Dickinson Animal Hospital Blog
Diabetes in pets is one of the most common conditions today, with 1 in 300 dogs and 1 in 231 cats being affected. Although more common in older pets, diabetes can also occur in younger or pregnant pets.
Early detection and proactive management with the help of our veterinarians can make the disease more manageable. The good news is that with proper monitoring, treatment, diet and exercise, diabetic pets can still lead long and healthy lives!
What Is Diabetes in Pets?
After pets eat, food is broken down into glucose. Glucose is then absorbed by the intestine and enters the body’s cells where it is converted into energy. Insulin, which is produced by the pancreas, helps the cells absorb glucose and also controls blood sugar levels.
Whether or not you get the pop-culture reference, a smelly cat (or dog) is usually not a good thing. Sometimes a bad odor is associated with rolling in something stinky or a chance encounter with a skunk, but other times there may be something more going on.
When you can’t quite get rid of the odor, Dickinson Animal Hospital & Pet Wellness Center wants you to know, Smelly Cat, that it’s not your fault and we are here to help!
Smelly Cat, What Are They Feeding You?
There are many reasons that pets can stink and, with few exceptions, it usually isn’t their fault. Consider the following possibilities:
Few would argue against the irresistible cuteness of puppies and kittens, and yet too much of a good thing is, well, not a good thing at all. Contrary to what many folks think, more puppies and kittens in the world isn’t really beneficial in the long run. These animals grow up and if they’re not adopted, they are either euthanized or left homeless.
Most pet owners do elect to spay or neuter their newly adopted pets, but the advantages go far beyond the simple fix to the overpopulation problem.Continue…
People love cats, a fact widely supported by social media. But beyond their sheer entertainment value and the fuzzy feelings they invoke, cats have absolute power to deeply and profoundly impact humans – especially the ones that own and care for them.
Just because we are positively affected by cat behavior, it’s a stretch to say that all cats like (or trust) people. This disconnect can be explained by numerous reasons, but we do know that through close observation of body language, we stand a better chance of understanding the cats we wholeheartedly admire.Continue…

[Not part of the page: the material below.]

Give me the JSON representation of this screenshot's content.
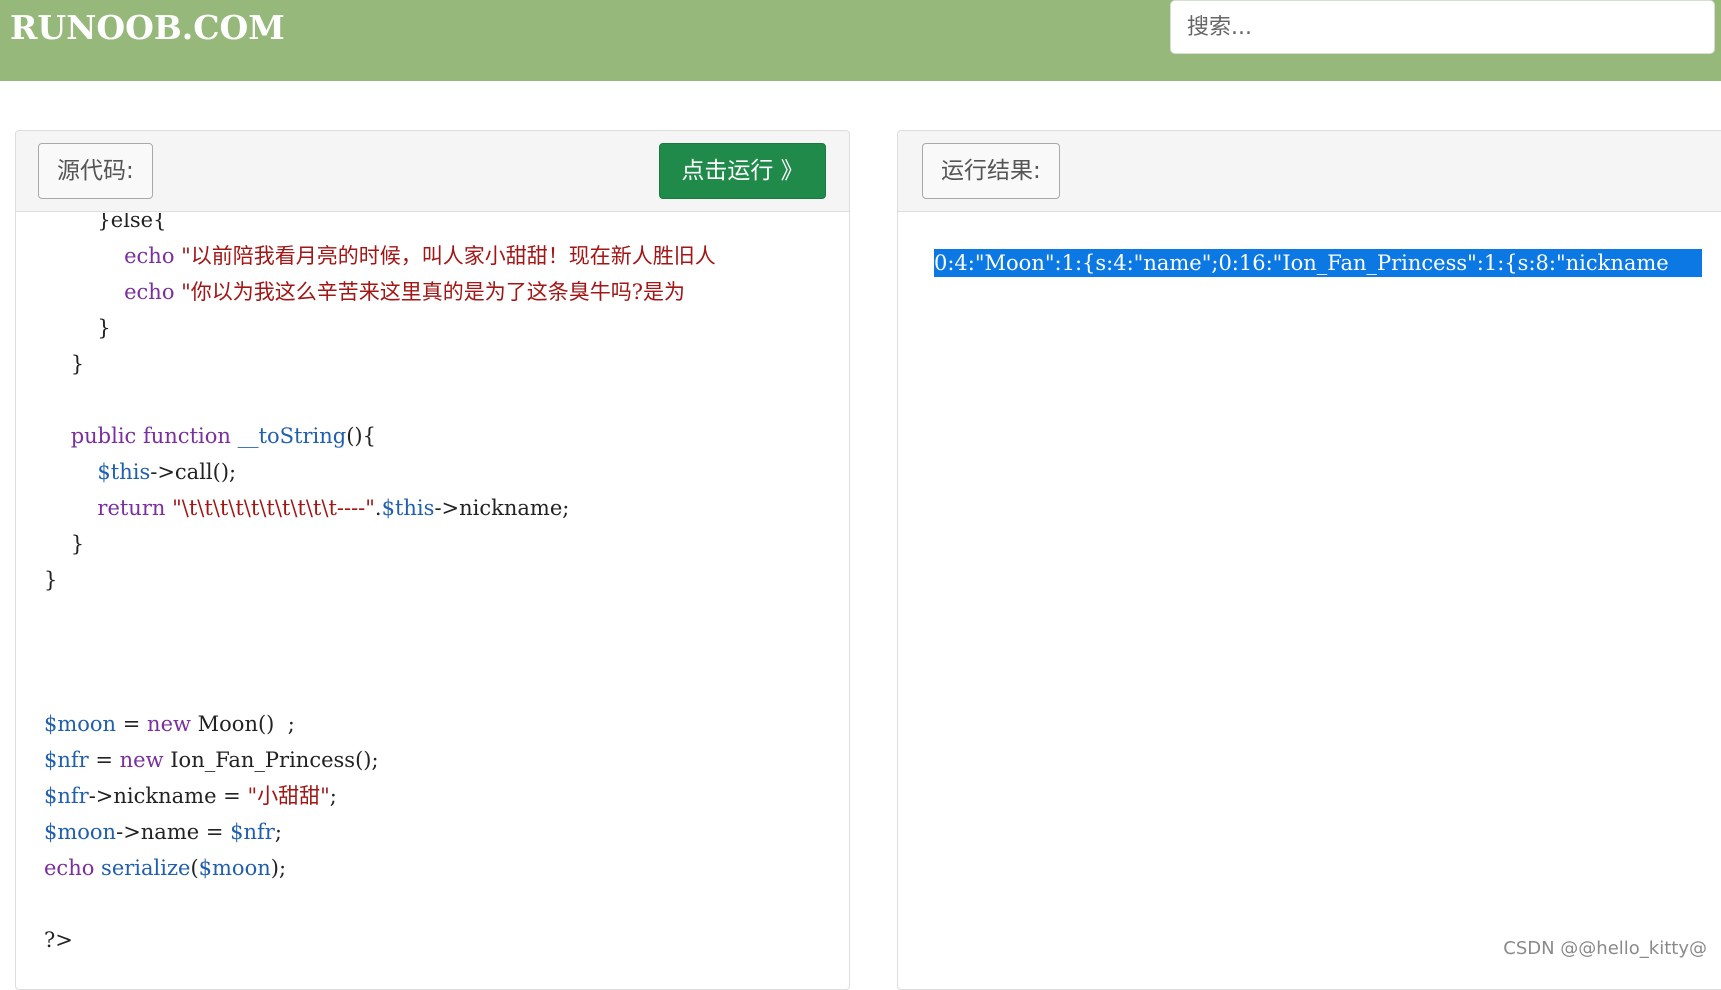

For many pet lovers, leaving our pets behind as we head off to work for the day is difficult. But, like most, work and other obligations require that we go out in the world without our four-legged friends. This reality begs the question: how long can you leave your pet home alone?
Dogs, cats, and other pets can be left at home with some understanding of their needs. For each pet, this will vary based on species, breed, behavior and physical health, as well as other social factors. Because pets are much like kids, the pet parent guilt can come on strong. If you’ve been asking yourself, “How much time can I leave my pet home alone?” you’ve come to the right place!
Few childhoods seem complete without close, valuable, interactions with animals. Whether it’s a doggy stopping by the playground or the kitty featured in a favorite picture book, kids go bananas over pets. But while the family cat, dog, turtle, or hamster can easily become the best possible friend to a young child, kids and pets need constant supervision, ongoing education, and lots of training.Continue…
Finding a new lump or bump on your furry friend can be a little worrisome. While many bumps on pets are perfectly harmless, our minds often to jump to a worst case scenario.
So how are you to know when it’s time to worry and when a new blemish is no big deal? Let the team at Dickinson Animal Hospital & Pet Wellness Center help!Continue…
Heartworm prevention can be a hot topic in the spring and summer months, and even all year round. Heartworm has a 6 month incubation period, meaning that pets who stop their medication for half the year are at risk.
With summer weather in full force, mosquitoes are on the rise again in our area. There are over 20 types of mosquitoes that can transmit the heartworm parasite to our pets, and they are all active at different times of the year. Luckily, heartworm prevention is safe, effective and easy to administer – even for all 12 months of the year.Continue…
Our winters may be mild in Texas, but it’s safe to say we’re all ready for some nicer weather. Most of us love to be outdoors with our pets in the spring and summer, but warm weather can pose risks to pets, even when it doesn’t feel that hot to you.
Awareness and preparation are what it takes to keep your pet safe this summer. Dickinson Animal Hospital & Pet Wellness Center explores hot weather safety for pets.
You can stay ahead of the game with a bit of pre-hot weather preparation. Visit us for a spring or early summer check up and we can discuss the following important hot weather safety topics:
Most cat owners do a wonderful job at meeting the needs of their pet, and they go to great lengths to ensure their feline’s comfort and security. However, some owners of indoor-only cats believe their companions are protected from contagious diseases and parasites simply by virtue of keeping them inside.
Unfortunately, no pet is entirely safe from these threats, but with a proactive approach to indoor cat care, you can definitely lower your pet’s risk of contracting a harmful disease.Continue…